**Problem statement:** Everything in the records must be restated exactly, apart from the pictures.

**Data to use:**
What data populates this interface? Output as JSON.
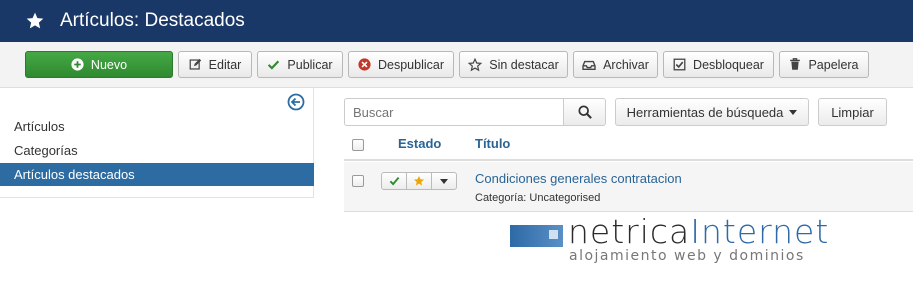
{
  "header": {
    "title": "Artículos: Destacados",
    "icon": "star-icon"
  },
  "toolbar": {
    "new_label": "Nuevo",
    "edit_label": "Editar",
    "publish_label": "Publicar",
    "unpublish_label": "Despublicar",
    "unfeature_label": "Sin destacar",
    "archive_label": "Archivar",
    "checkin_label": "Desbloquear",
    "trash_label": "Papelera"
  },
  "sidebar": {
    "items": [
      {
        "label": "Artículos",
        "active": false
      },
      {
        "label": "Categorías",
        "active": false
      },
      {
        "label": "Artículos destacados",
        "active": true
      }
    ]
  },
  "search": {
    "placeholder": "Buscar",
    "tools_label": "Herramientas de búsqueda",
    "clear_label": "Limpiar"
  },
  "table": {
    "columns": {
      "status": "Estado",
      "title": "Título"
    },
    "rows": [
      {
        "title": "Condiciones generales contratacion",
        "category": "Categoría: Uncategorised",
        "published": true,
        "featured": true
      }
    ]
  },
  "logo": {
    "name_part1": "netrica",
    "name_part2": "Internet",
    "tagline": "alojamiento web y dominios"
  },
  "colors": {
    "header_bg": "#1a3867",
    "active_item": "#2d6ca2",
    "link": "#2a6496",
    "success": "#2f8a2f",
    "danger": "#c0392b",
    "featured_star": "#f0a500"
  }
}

**Solution for this task:**
What data populates this interface? Output as JSON.
{
  "header": {
    "title": "Artículos: Destacados",
    "icon": "star-icon"
  },
  "toolbar": {
    "new_label": "Nuevo",
    "edit_label": "Editar",
    "publish_label": "Publicar",
    "unpublish_label": "Despublicar",
    "unfeature_label": "Sin destacar",
    "archive_label": "Archivar",
    "checkin_label": "Desbloquear",
    "trash_label": "Papelera"
  },
  "sidebar": {
    "items": [
      {
        "label": "Artículos",
        "active": false
      },
      {
        "label": "Categorías",
        "active": false
      },
      {
        "label": "Artículos destacados",
        "active": true
      }
    ]
  },
  "search": {
    "placeholder": "Buscar",
    "tools_label": "Herramientas de búsqueda",
    "clear_label": "Limpiar"
  },
  "table": {
    "columns": {
      "status": "Estado",
      "title": "Título"
    },
    "rows": [
      {
        "title": "Condiciones generales contratacion",
        "category": "Categoría: Uncategorised",
        "published": true,
        "featured": true
      }
    ]
  },
  "logo": {
    "name_part1": "netrica",
    "name_part2": "Internet",
    "tagline": "alojamiento web y dominios"
  },
  "colors": {
    "header_bg": "#1a3867",
    "active_item": "#2d6ca2",
    "link": "#2a6496",
    "success": "#2f8a2f",
    "danger": "#c0392b",
    "featured_star": "#f0a500"
  }
}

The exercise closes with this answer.